Task - Scan the entries that follow and copy out every line containing "screenshot".

Given data -
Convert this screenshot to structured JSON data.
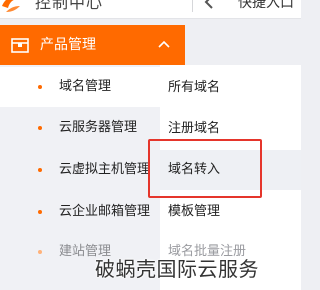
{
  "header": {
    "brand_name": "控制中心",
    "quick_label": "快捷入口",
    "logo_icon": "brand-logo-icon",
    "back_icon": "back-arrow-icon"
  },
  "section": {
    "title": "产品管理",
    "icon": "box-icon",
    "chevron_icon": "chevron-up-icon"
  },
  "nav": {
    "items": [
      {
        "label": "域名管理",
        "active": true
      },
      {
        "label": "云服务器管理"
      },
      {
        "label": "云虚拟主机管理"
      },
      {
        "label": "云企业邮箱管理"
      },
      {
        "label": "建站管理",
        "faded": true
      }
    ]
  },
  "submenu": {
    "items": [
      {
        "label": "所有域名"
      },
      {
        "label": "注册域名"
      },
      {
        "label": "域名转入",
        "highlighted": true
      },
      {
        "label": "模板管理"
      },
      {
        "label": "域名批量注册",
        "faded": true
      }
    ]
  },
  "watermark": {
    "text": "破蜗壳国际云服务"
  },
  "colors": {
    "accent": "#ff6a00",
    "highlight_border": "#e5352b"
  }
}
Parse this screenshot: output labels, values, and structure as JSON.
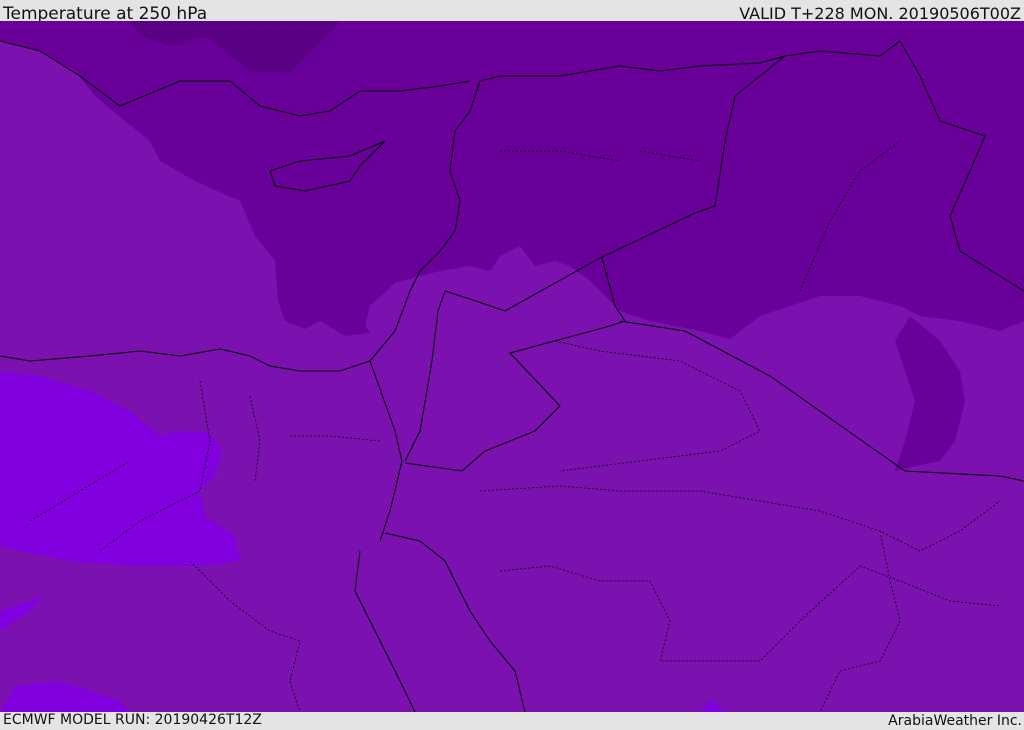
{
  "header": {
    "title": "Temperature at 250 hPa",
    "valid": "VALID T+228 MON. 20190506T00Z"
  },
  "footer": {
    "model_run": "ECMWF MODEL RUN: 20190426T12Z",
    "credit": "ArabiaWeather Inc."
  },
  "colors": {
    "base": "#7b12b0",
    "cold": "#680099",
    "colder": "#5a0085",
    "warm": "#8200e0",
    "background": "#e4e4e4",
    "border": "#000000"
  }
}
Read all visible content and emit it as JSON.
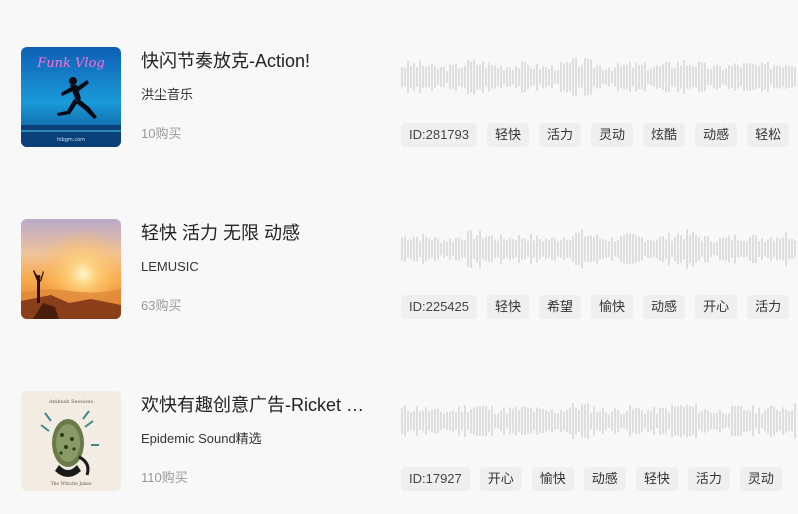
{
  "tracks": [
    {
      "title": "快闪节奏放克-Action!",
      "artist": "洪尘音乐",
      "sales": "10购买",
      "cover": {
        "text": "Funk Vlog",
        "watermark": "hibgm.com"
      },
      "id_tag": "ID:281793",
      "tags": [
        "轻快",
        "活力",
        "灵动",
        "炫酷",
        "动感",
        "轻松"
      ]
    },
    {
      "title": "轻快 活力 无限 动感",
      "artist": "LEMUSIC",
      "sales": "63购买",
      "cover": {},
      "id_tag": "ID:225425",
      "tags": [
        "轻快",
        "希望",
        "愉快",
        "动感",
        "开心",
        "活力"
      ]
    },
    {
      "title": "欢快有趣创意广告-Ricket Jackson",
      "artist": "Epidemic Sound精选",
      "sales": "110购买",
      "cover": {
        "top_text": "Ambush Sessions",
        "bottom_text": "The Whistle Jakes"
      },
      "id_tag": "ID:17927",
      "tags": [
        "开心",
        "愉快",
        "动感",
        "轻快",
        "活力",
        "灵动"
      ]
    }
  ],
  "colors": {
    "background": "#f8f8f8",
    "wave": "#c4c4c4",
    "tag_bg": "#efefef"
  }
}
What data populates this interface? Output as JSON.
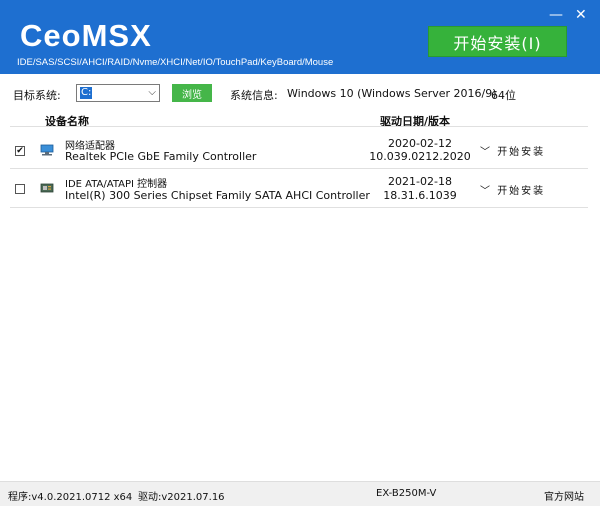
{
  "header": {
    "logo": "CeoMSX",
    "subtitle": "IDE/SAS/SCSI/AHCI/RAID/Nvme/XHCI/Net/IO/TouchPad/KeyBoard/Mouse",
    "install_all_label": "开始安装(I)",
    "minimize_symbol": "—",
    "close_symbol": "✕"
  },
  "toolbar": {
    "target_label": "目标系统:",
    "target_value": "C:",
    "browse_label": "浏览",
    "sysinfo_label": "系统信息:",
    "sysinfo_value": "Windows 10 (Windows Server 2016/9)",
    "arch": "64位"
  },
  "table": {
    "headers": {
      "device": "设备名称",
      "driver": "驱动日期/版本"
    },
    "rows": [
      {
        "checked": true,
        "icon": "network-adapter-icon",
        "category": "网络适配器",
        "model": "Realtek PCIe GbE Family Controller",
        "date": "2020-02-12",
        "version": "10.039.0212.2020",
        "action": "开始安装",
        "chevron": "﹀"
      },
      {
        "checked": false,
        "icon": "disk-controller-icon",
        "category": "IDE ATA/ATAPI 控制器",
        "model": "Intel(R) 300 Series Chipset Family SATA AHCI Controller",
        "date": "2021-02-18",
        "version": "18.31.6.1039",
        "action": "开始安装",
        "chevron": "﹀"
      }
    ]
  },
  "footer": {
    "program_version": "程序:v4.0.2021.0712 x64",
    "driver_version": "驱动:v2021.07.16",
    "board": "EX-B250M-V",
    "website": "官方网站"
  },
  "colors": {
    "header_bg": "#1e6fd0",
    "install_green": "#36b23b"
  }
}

Answer space -
Convert this screenshot to structured JSON data.
Parse this screenshot: output labels, values, and structure as JSON.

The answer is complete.